Where in the listing does the word "mahal" appear? Report each line that holds it.

Records provided below:

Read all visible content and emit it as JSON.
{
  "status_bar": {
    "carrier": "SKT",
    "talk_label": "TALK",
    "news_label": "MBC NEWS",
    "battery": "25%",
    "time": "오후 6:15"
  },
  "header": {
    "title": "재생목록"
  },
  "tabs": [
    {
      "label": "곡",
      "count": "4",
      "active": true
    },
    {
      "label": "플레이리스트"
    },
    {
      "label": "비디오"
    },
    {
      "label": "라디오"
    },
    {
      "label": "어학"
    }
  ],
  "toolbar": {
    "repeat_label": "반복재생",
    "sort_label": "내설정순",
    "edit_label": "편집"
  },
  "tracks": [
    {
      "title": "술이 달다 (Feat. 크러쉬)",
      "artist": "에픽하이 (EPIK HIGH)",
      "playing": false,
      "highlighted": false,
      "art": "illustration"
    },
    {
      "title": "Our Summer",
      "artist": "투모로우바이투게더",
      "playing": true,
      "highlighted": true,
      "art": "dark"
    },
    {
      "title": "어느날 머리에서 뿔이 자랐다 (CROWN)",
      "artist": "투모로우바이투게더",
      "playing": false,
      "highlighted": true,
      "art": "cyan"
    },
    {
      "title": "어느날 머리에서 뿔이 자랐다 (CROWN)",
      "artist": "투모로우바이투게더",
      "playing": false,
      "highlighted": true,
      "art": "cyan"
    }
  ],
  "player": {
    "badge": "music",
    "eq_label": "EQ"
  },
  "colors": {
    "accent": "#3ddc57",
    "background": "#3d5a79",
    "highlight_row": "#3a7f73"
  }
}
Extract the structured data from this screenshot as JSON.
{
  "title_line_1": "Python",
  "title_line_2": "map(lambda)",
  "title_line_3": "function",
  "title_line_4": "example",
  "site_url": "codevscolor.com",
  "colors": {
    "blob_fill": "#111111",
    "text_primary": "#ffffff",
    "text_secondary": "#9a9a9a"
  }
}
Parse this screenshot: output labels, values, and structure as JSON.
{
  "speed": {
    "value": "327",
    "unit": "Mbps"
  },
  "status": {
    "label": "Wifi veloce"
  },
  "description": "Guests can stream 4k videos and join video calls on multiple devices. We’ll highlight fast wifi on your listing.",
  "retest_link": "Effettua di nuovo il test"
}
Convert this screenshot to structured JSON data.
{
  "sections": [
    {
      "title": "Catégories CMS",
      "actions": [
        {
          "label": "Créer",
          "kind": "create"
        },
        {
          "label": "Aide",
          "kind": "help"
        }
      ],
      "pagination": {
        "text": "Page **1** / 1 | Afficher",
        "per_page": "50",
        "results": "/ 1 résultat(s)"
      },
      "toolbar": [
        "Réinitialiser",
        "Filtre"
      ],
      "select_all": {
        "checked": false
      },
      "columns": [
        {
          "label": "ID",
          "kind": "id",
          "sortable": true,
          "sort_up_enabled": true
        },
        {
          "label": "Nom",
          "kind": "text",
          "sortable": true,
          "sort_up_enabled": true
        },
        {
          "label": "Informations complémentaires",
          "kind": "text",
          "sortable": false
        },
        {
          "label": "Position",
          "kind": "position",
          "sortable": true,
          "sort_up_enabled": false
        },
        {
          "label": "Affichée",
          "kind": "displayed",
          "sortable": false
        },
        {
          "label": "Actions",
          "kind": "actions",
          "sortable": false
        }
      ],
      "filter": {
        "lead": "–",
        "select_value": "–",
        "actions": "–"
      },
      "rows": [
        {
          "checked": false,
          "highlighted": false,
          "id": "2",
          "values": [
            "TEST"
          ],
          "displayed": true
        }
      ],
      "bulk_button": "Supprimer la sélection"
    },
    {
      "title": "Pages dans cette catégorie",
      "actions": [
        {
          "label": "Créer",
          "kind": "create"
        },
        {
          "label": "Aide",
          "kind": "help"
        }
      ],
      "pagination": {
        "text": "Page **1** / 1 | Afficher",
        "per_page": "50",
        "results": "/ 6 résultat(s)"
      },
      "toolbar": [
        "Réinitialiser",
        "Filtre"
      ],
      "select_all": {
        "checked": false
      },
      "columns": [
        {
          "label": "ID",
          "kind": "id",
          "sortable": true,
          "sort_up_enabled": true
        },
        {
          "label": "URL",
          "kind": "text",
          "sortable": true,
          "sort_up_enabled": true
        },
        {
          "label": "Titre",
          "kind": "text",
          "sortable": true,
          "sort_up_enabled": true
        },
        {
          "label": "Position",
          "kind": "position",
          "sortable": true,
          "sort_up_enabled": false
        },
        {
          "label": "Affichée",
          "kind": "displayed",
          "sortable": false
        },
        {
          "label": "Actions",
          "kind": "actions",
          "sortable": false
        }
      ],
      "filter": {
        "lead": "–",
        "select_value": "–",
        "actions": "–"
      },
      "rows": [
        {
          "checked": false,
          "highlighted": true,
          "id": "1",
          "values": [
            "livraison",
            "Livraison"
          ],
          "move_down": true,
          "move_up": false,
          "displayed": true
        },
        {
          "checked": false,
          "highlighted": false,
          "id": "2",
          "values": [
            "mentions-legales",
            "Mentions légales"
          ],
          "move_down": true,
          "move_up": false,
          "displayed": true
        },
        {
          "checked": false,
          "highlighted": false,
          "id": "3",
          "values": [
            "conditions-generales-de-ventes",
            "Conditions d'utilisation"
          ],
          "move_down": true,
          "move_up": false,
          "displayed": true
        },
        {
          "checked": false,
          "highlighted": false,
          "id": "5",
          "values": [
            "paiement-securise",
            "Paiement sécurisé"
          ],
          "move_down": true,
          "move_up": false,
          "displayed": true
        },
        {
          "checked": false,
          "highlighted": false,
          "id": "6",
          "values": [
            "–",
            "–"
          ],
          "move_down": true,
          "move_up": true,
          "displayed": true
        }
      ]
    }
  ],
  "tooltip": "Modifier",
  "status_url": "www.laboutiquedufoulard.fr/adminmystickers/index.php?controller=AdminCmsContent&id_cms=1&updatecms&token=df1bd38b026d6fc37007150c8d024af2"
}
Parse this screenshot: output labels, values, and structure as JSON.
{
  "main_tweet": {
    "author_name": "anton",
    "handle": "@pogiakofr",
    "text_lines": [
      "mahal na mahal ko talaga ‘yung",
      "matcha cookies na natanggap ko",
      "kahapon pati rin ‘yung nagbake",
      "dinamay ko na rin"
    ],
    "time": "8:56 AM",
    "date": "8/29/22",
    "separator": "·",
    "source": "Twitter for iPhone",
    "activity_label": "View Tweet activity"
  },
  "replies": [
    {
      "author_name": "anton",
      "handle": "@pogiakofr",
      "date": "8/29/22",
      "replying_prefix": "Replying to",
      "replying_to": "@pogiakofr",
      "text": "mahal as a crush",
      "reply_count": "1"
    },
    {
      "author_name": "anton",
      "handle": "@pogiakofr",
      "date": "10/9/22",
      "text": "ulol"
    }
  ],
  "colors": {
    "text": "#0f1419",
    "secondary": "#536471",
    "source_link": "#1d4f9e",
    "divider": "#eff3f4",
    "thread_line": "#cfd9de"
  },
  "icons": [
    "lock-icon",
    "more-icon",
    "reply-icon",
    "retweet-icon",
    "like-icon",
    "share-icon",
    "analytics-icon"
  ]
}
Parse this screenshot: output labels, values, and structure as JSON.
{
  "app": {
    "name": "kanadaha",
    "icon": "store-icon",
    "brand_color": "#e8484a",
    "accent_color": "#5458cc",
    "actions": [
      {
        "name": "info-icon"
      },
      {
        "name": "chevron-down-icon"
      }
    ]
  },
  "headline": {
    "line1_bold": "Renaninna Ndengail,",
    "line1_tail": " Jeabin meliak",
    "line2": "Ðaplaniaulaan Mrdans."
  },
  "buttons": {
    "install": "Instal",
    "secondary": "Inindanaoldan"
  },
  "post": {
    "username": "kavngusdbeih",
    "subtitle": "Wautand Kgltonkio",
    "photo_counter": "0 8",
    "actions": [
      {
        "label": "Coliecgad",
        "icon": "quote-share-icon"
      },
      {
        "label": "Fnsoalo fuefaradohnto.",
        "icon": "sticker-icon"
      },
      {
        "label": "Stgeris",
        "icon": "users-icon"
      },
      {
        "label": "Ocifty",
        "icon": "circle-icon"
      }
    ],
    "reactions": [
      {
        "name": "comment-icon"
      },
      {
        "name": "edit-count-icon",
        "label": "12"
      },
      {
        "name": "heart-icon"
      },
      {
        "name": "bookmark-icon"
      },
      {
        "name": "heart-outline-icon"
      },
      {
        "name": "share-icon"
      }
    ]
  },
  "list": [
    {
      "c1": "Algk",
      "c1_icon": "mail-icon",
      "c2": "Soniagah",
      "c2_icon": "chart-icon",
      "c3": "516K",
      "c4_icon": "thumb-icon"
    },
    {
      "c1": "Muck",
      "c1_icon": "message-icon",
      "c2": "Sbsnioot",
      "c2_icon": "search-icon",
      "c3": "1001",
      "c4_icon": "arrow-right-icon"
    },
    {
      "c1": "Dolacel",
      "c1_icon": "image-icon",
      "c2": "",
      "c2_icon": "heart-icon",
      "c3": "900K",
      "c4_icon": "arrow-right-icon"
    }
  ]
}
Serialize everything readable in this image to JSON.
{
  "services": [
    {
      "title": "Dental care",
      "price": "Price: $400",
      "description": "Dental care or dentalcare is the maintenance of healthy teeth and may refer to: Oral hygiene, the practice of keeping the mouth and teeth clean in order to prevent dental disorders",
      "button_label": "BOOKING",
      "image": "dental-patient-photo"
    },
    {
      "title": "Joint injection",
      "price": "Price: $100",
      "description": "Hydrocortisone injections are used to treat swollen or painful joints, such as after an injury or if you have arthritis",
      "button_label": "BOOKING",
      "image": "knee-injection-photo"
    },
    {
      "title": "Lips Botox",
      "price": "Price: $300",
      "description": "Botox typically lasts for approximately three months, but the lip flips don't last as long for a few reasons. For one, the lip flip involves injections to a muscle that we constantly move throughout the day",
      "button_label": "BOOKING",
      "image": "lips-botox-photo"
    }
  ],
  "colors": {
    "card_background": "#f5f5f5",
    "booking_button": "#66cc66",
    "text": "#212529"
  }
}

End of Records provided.

• _Your solution_
      "mahal na mahal ko talaga ‘yung",
      "text": "mahal as a crush",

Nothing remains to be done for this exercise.